[TASK BRIEF]: Your answer must be an exact copy of the listing that follows, with all pictures omitted.

/---

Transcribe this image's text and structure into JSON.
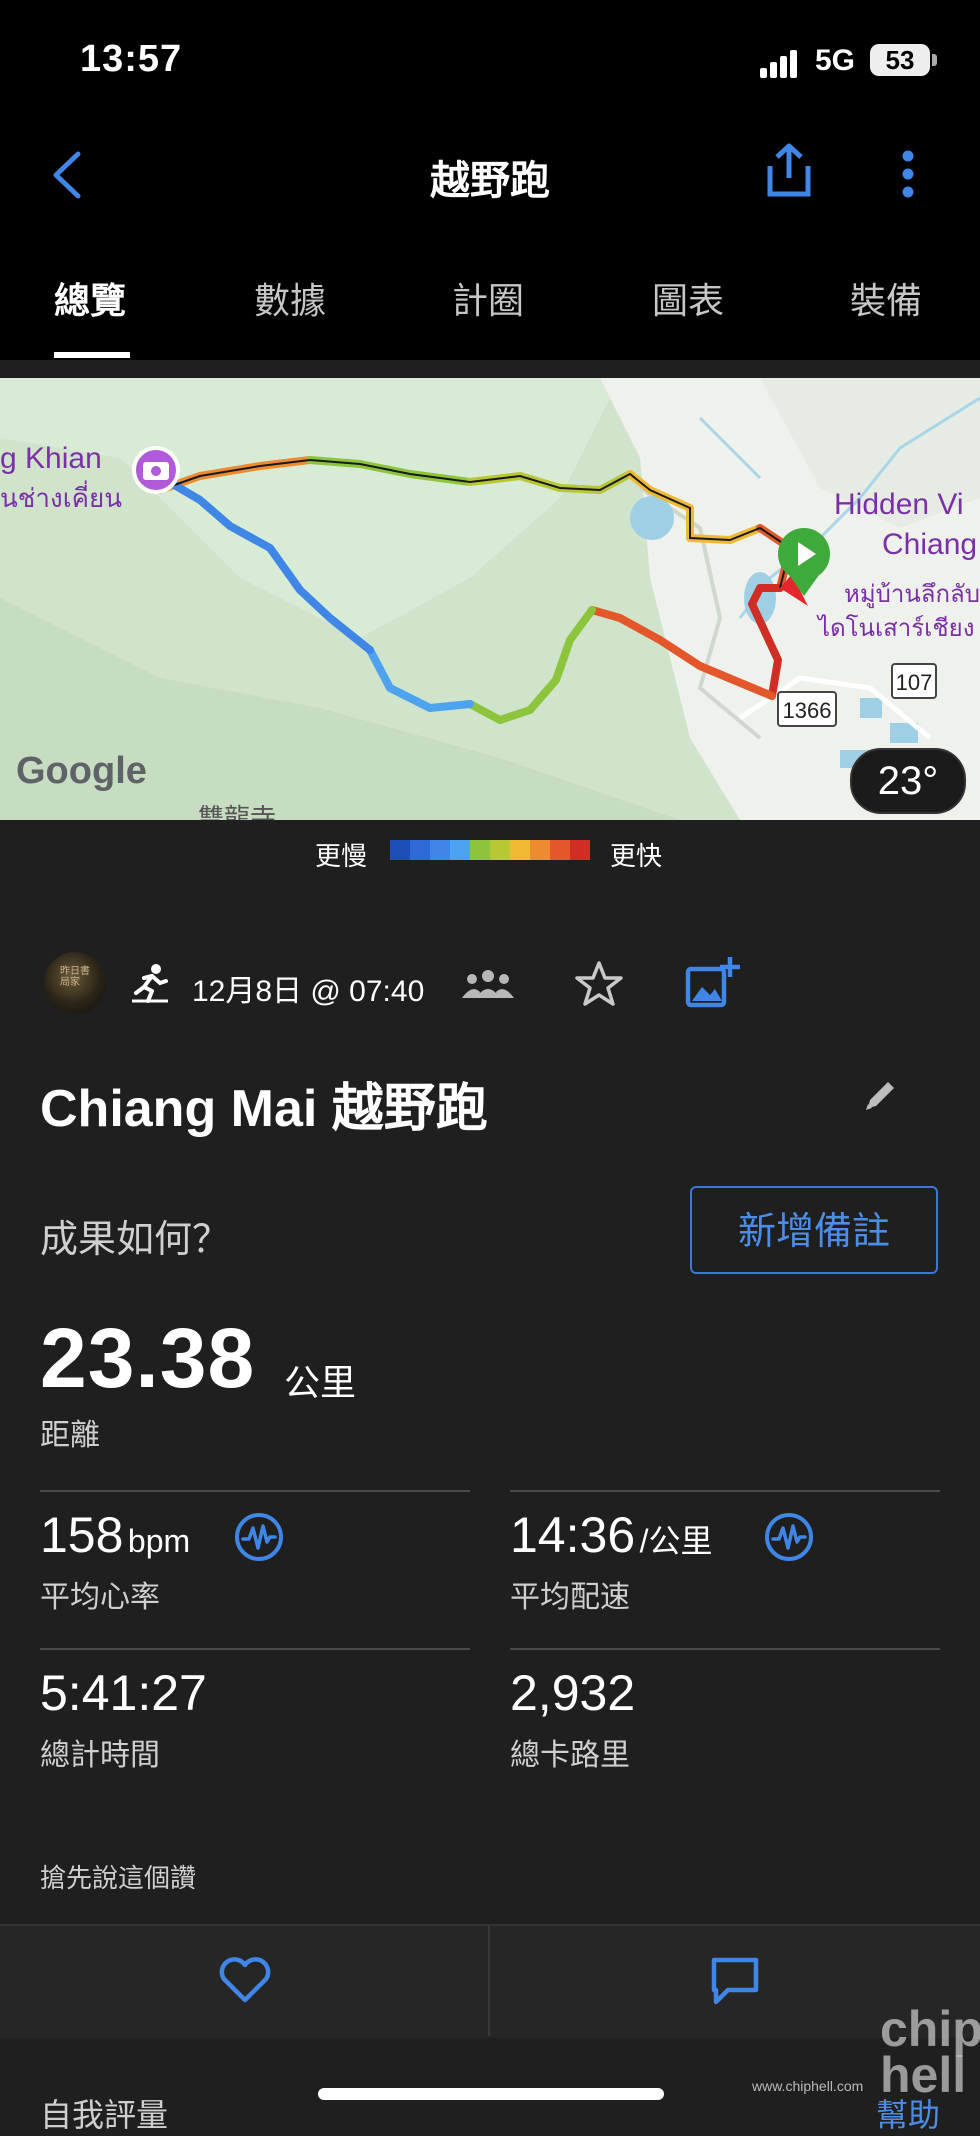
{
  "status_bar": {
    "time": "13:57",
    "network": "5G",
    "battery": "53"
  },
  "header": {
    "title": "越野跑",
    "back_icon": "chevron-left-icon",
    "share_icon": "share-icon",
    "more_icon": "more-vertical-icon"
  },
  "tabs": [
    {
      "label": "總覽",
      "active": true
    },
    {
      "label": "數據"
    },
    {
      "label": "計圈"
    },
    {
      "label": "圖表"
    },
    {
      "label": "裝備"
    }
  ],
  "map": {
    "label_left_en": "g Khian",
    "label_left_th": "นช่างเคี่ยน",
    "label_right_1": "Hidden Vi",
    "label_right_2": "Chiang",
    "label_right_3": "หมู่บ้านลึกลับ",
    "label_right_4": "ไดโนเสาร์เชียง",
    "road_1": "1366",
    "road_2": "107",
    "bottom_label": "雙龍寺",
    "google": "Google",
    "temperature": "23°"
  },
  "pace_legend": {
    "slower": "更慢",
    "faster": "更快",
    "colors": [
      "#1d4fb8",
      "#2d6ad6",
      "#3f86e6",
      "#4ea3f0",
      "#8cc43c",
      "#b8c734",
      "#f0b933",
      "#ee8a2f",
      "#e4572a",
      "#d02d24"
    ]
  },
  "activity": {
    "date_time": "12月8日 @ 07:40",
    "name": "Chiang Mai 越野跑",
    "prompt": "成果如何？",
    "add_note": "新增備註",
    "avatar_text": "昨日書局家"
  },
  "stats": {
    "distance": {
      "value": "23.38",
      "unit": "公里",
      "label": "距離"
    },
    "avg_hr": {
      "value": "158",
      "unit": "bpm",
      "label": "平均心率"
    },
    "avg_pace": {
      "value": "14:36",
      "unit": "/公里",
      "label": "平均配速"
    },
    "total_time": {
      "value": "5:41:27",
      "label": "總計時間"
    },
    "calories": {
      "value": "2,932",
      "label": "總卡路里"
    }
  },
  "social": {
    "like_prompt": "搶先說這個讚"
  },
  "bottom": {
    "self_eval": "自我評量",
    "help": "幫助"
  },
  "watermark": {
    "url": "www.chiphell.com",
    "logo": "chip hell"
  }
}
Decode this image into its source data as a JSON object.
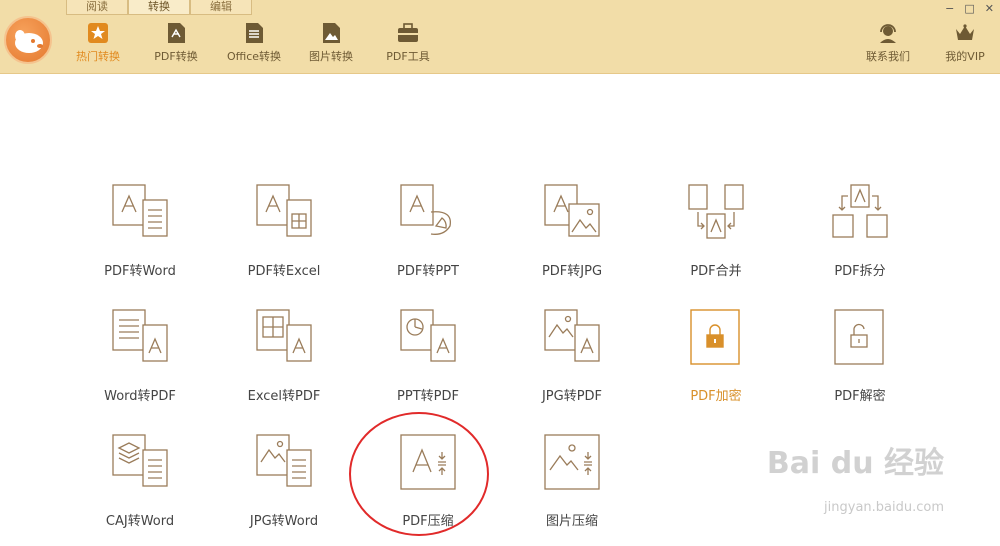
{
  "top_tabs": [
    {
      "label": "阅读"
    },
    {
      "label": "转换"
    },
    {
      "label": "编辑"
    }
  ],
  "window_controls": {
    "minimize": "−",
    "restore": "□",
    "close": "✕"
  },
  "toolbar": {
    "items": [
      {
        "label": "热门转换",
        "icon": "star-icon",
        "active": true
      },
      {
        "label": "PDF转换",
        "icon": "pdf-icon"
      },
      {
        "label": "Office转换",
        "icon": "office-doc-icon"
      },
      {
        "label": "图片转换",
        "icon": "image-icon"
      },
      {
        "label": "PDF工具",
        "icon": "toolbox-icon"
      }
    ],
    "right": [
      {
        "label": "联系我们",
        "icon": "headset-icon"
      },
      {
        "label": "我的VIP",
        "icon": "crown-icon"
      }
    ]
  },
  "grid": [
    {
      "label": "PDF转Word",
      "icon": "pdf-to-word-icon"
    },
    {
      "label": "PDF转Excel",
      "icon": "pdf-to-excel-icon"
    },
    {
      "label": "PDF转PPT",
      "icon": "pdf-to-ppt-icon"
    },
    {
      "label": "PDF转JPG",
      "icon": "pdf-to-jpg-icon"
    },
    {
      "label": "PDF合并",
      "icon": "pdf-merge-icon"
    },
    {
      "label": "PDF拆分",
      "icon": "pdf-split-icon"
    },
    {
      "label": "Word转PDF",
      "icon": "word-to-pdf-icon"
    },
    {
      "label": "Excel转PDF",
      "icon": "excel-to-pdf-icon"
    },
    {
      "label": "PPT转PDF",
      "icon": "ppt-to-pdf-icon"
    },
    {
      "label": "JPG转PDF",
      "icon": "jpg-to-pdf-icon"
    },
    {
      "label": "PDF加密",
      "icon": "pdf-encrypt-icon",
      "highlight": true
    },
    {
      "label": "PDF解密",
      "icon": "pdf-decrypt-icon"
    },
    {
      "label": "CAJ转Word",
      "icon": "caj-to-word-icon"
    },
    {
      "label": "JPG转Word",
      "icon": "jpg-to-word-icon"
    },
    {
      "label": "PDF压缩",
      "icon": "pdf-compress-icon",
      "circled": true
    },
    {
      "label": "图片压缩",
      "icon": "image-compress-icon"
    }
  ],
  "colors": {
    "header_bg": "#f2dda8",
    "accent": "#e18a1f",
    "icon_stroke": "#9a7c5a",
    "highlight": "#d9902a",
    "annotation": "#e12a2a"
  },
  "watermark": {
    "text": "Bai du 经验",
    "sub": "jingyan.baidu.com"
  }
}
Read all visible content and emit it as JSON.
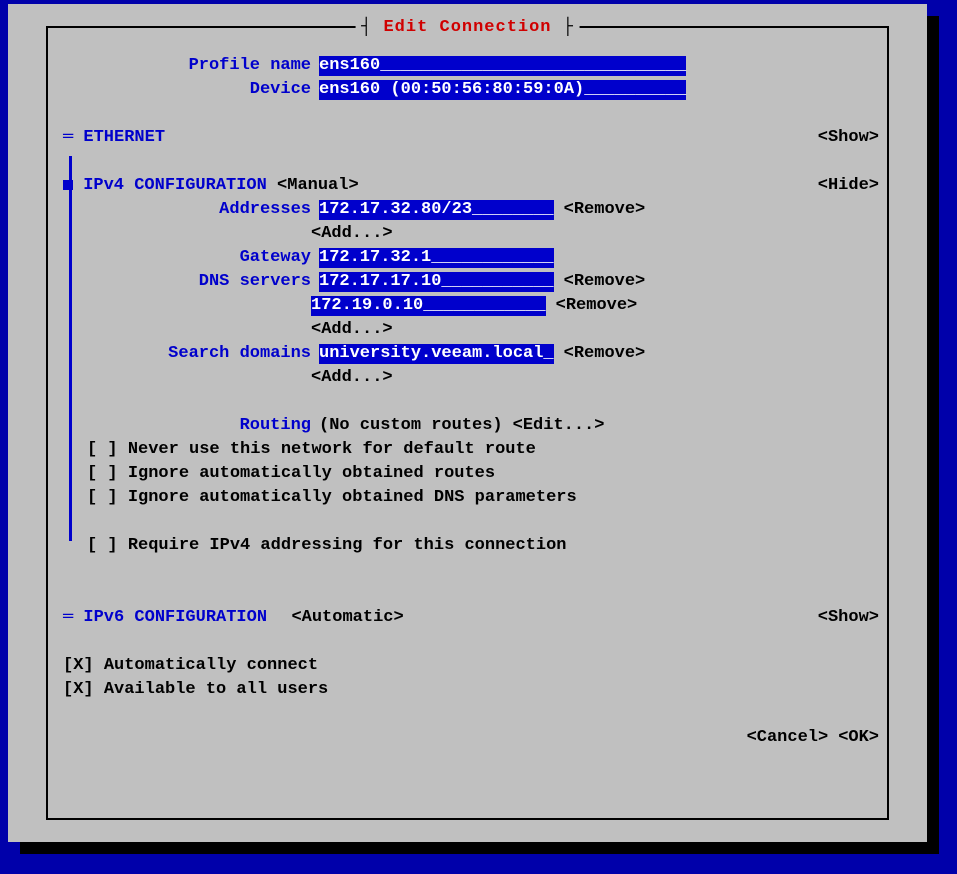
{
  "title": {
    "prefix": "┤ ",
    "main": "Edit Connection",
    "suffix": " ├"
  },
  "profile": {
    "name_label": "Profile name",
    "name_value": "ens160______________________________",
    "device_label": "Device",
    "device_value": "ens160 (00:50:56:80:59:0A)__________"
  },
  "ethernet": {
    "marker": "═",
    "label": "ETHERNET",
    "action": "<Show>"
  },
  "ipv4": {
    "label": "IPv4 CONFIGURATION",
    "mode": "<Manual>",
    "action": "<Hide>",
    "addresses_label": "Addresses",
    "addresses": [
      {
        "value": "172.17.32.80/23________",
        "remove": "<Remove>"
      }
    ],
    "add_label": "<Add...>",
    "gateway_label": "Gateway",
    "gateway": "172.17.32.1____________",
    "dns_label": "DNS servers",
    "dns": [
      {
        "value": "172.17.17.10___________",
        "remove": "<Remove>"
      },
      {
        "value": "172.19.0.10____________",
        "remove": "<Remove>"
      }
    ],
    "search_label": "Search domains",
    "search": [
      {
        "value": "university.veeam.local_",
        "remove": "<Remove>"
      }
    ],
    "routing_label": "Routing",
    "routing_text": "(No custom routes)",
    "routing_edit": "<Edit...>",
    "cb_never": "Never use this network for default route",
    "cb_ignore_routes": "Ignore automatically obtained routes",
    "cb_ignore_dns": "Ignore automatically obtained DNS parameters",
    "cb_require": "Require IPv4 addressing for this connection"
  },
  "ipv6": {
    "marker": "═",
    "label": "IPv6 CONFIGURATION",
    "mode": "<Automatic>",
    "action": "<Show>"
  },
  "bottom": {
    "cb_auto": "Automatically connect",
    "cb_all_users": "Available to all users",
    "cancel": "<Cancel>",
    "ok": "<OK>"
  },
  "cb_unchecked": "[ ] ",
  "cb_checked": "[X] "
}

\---

[EXERCISE ANSWER]:
Transcribe this image's text and structure into JSON.
{
  "status_bar": {
    "time": "13:57",
    "network": "5G",
    "battery": "53"
  },
  "header": {
    "title": "越野跑",
    "back_icon": "chevron-left-icon",
    "share_icon": "share-icon",
    "more_icon": "more-vertical-icon"
  },
  "tabs": [
    {
      "label": "總覽",
      "active": true
    },
    {
      "label": "數據"
    },
    {
      "label": "計圈"
    },
    {
      "label": "圖表"
    },
    {
      "label": "裝備"
    }
  ],
  "map": {
    "label_left_en": "g Khian",
    "label_left_th": "นช่างเคี่ยน",
    "label_right_1": "Hidden Vi",
    "label_right_2": "Chiang",
    "label_right_3": "หมู่บ้านลึกลับ",
    "label_right_4": "ไดโนเสาร์เชียง",
    "road_1": "1366",
    "road_2": "107",
    "bottom_label": "雙龍寺",
    "google": "Google",
    "temperature": "23°"
  },
  "pace_legend": {
    "slower": "更慢",
    "faster": "更快",
    "colors": [
      "#1d4fb8",
      "#2d6ad6",
      "#3f86e6",
      "#4ea3f0",
      "#8cc43c",
      "#b8c734",
      "#f0b933",
      "#ee8a2f",
      "#e4572a",
      "#d02d24"
    ]
  },
  "activity": {
    "date_time": "12月8日 @ 07:40",
    "name": "Chiang Mai 越野跑",
    "prompt": "成果如何？",
    "add_note": "新增備註",
    "avatar_text": "昨日書局家"
  },
  "stats": {
    "distance": {
      "value": "23.38",
      "unit": "公里",
      "label": "距離"
    },
    "avg_hr": {
      "value": "158",
      "unit": "bpm",
      "label": "平均心率"
    },
    "avg_pace": {
      "value": "14:36",
      "unit": "/公里",
      "label": "平均配速"
    },
    "total_time": {
      "value": "5:41:27",
      "label": "總計時間"
    },
    "calories": {
      "value": "2,932",
      "label": "總卡路里"
    }
  },
  "social": {
    "like_prompt": "搶先說這個讚"
  },
  "bottom": {
    "self_eval": "自我評量",
    "help": "幫助"
  },
  "watermark": {
    "url": "www.chiphell.com",
    "logo": "chip hell"
  }
}
Decode this image into its source data as a JSON object.
{
  "top_tabs": [
    {
      "label": "阅读"
    },
    {
      "label": "转换"
    },
    {
      "label": "编辑"
    }
  ],
  "window_controls": {
    "minimize": "−",
    "restore": "□",
    "close": "✕"
  },
  "toolbar": {
    "items": [
      {
        "label": "热门转换",
        "icon": "star-icon",
        "active": true
      },
      {
        "label": "PDF转换",
        "icon": "pdf-icon"
      },
      {
        "label": "Office转换",
        "icon": "office-doc-icon"
      },
      {
        "label": "图片转换",
        "icon": "image-icon"
      },
      {
        "label": "PDF工具",
        "icon": "toolbox-icon"
      }
    ],
    "right": [
      {
        "label": "联系我们",
        "icon": "headset-icon"
      },
      {
        "label": "我的VIP",
        "icon": "crown-icon"
      }
    ]
  },
  "grid": [
    {
      "label": "PDF转Word",
      "icon": "pdf-to-word-icon"
    },
    {
      "label": "PDF转Excel",
      "icon": "pdf-to-excel-icon"
    },
    {
      "label": "PDF转PPT",
      "icon": "pdf-to-ppt-icon"
    },
    {
      "label": "PDF转JPG",
      "icon": "pdf-to-jpg-icon"
    },
    {
      "label": "PDF合并",
      "icon": "pdf-merge-icon"
    },
    {
      "label": "PDF拆分",
      "icon": "pdf-split-icon"
    },
    {
      "label": "Word转PDF",
      "icon": "word-to-pdf-icon"
    },
    {
      "label": "Excel转PDF",
      "icon": "excel-to-pdf-icon"
    },
    {
      "label": "PPT转PDF",
      "icon": "ppt-to-pdf-icon"
    },
    {
      "label": "JPG转PDF",
      "icon": "jpg-to-pdf-icon"
    },
    {
      "label": "PDF加密",
      "icon": "pdf-encrypt-icon",
      "highlight": true
    },
    {
      "label": "PDF解密",
      "icon": "pdf-decrypt-icon"
    },
    {
      "label": "CAJ转Word",
      "icon": "caj-to-word-icon"
    },
    {
      "label": "JPG转Word",
      "icon": "jpg-to-word-icon"
    },
    {
      "label": "PDF压缩",
      "icon": "pdf-compress-icon",
      "circled": true
    },
    {
      "label": "图片压缩",
      "icon": "image-compress-icon"
    }
  ],
  "colors": {
    "header_bg": "#f2dda8",
    "accent": "#e18a1f",
    "icon_stroke": "#9a7c5a",
    "highlight": "#d9902a",
    "annotation": "#e12a2a"
  },
  "watermark": {
    "text": "Bai du 经验",
    "sub": "jingyan.baidu.com"
  }
}
Read all visible content and emit it as JSON.
{
  "title": {
    "prefix": "┤ ",
    "main": "Edit Connection",
    "suffix": " ├"
  },
  "profile": {
    "name_label": "Profile name",
    "name_value": "ens160______________________________",
    "device_label": "Device",
    "device_value": "ens160 (00:50:56:80:59:0A)__________"
  },
  "ethernet": {
    "marker": "═",
    "label": "ETHERNET",
    "action": "<Show>"
  },
  "ipv4": {
    "label": "IPv4 CONFIGURATION",
    "mode": "<Manual>",
    "action": "<Hide>",
    "addresses_label": "Addresses",
    "addresses": [
      {
        "value": "172.17.32.80/23________",
        "remove": "<Remove>"
      }
    ],
    "add_label": "<Add...>",
    "gateway_label": "Gateway",
    "gateway": "172.17.32.1____________",
    "dns_label": "DNS servers",
    "dns": [
      {
        "value": "172.17.17.10___________",
        "remove": "<Remove>"
      },
      {
        "value": "172.19.0.10____________",
        "remove": "<Remove>"
      }
    ],
    "search_label": "Search domains",
    "search": [
      {
        "value": "university.veeam.local_",
        "remove": "<Remove>"
      }
    ],
    "routing_label": "Routing",
    "routing_text": "(No custom routes)",
    "routing_edit": "<Edit...>",
    "cb_never": "Never use this network for default route",
    "cb_ignore_routes": "Ignore automatically obtained routes",
    "cb_ignore_dns": "Ignore automatically obtained DNS parameters",
    "cb_require": "Require IPv4 addressing for this connection"
  },
  "ipv6": {
    "marker": "═",
    "label": "IPv6 CONFIGURATION",
    "mode": "<Automatic>",
    "action": "<Show>"
  },
  "bottom": {
    "cb_auto": "Automatically connect",
    "cb_all_users": "Available to all users",
    "cancel": "<Cancel>",
    "ok": "<OK>"
  },
  "cb_unchecked": "[ ] ",
  "cb_checked": "[X] "
}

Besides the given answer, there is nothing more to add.